(This was originally written in the fall of 2015. I found it in my drafts and decided it was time to post. Much has changed since I originally penned it, but the sentiment remains the same.)
Our family has been going through stuff for almost a year. And by “stuff” I mean that literally–physical objects, material things, the trappings of life.
Shirley, one of my husband’s grandmothers, who lived up the street, passed away three months ago. There is a large dumpster outside her house. She did not own the house. Her son and daughter-in-law lived with her. They are moving out. The owners of the property have been doing major work on the property. Clearing trees and brush and removing an old in-ground pool. Everything inside the house must go. And there is a deadline of one month. Shirley’s four children have been going through the things in the house, each taking their own treasures. These are mainly photo albums and handwritten recipes, but there are also ceramic tigers (Shirley’s trademark!), record albums, and odds and ends.
Nan, my husband’s other grandmother, lived next door to us and had a personal library behind her house. She passed away eleven months ago. Since then the family has been slowly going through her things, disposing of obvious trash, and trying to figure out what to do with everything else. As with Shirley’s house, some things we know we want to keep. Photos, scrapbooks, genealogy, a few special items. Then there are the things that seem like they would be worth some money. Like old books. So we research those. We find that they are not worth as much as we had hoped and perhaps even less because they are not in mint condition. According to dealers, the books are not worth much, but if we had some ephemera–journals, pamphlets, letters, diaries, photograph collections–to offer, they might be interested. But those are not for sale. They are the very things with which we won’t part.
I can see both houses from where I sit. Shirley’s with the dumpster and Nan’s with the liquidator’s truck. I’ve seen how difficult it can be to sift and sort, to save and to discard. But to everything there is a season. . .
There’s a third house where I’ve been going through stuff. A friend of mine is eighty. She lives alone. Her husband passed away three years ago. She asked if I’d help her purge. Three things specifically–clothes, books, and files. We started with the clothes. I helped her sort through her husband’s clothes and pack them for the thrift store. She pointed me in the right direction and then went off to do another chore in another room. She didn’t want to watch me pack up her husband’s things. She wanted me to do it; she knew it was time. She just didn’t want to watch.
This left an impression on me. I care about my friend, and her husband was a lovely man, but I am still somewhat removed from the situation. I am not family and therefore not as emotionally attached to the material things that belonged to him. I can be objective while, at the same time, respecting his things and her space.
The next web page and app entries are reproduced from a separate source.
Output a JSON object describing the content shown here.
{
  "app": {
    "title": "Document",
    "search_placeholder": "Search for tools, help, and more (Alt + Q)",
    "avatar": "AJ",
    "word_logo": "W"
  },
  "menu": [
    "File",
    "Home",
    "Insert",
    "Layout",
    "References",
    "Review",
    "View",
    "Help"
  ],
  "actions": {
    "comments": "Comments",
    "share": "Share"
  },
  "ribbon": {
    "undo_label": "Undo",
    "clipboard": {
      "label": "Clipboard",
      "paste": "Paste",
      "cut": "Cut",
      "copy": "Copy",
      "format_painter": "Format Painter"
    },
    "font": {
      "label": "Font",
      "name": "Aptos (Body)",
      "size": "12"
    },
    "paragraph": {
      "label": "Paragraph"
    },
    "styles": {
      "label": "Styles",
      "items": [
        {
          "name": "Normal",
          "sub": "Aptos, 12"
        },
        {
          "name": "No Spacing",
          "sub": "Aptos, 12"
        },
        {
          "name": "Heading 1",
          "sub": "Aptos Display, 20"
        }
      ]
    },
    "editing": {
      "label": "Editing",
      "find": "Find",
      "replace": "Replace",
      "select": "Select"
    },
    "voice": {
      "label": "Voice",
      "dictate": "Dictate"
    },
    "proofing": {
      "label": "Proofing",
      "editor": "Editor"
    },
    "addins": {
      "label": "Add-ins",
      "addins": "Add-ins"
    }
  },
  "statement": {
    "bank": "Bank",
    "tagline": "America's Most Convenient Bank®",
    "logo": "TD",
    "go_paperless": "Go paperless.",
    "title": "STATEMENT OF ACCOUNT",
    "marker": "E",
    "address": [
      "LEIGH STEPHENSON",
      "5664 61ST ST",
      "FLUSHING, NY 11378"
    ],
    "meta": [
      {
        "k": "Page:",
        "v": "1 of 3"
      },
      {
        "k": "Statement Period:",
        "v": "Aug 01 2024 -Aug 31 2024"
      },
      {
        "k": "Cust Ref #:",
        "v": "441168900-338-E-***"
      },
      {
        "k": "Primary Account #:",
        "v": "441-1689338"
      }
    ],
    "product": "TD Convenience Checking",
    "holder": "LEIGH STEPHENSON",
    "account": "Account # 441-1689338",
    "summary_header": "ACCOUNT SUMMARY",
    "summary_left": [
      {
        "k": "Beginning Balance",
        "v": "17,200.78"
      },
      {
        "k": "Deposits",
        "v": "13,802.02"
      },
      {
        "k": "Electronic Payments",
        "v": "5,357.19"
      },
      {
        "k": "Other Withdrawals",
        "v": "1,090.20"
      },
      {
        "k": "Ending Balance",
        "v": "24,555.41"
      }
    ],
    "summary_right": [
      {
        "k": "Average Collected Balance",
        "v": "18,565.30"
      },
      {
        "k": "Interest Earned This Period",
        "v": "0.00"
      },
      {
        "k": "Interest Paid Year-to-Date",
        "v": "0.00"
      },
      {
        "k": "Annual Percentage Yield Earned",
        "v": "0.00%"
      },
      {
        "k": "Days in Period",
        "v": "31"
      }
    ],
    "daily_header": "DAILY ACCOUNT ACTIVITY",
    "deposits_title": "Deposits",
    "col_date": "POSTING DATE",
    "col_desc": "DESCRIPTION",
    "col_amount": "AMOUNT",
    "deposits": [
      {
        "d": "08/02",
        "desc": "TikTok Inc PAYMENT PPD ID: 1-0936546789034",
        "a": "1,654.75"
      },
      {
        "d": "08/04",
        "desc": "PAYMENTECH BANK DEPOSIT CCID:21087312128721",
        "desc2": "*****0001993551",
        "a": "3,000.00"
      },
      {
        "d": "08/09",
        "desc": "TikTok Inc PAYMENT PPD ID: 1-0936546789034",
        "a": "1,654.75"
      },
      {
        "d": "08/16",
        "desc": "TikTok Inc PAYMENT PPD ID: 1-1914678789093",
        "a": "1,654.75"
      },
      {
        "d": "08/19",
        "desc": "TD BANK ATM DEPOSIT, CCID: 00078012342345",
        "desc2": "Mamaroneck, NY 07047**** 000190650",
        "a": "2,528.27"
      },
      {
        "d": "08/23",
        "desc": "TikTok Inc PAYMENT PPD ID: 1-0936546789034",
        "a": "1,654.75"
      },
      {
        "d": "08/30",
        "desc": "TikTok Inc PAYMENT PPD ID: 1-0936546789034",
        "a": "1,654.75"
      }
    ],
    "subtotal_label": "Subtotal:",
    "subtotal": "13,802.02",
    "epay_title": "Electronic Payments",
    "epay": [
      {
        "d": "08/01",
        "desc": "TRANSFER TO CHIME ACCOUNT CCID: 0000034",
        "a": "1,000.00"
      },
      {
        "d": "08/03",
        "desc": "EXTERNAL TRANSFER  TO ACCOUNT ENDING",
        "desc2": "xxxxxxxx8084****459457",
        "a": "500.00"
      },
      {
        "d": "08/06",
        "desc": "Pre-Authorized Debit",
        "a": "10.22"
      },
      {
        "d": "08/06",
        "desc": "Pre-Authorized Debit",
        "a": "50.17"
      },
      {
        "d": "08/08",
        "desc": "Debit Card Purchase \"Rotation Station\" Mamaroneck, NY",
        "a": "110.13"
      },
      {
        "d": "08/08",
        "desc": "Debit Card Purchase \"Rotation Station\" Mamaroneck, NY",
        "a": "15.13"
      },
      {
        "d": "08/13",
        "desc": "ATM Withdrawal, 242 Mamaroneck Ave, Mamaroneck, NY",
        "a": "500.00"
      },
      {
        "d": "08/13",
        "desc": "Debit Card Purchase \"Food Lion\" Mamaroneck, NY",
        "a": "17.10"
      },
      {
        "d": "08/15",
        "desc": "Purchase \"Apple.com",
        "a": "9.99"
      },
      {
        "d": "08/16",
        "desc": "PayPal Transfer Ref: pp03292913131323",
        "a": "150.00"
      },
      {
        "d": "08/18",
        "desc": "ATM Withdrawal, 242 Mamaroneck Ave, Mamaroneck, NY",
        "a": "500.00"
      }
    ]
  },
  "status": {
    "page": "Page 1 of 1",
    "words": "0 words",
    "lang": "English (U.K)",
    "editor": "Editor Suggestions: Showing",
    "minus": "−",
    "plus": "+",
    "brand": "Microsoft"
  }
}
That’s why we go through so much when we go through physical stuff. It’s not just cookie jars and dress shirts and tea pots. It’s memories–some happy, some sad, some downright difficult. We each come to the place where we can let go of the stuff and still hold onto the memories, in our own way, in our own time.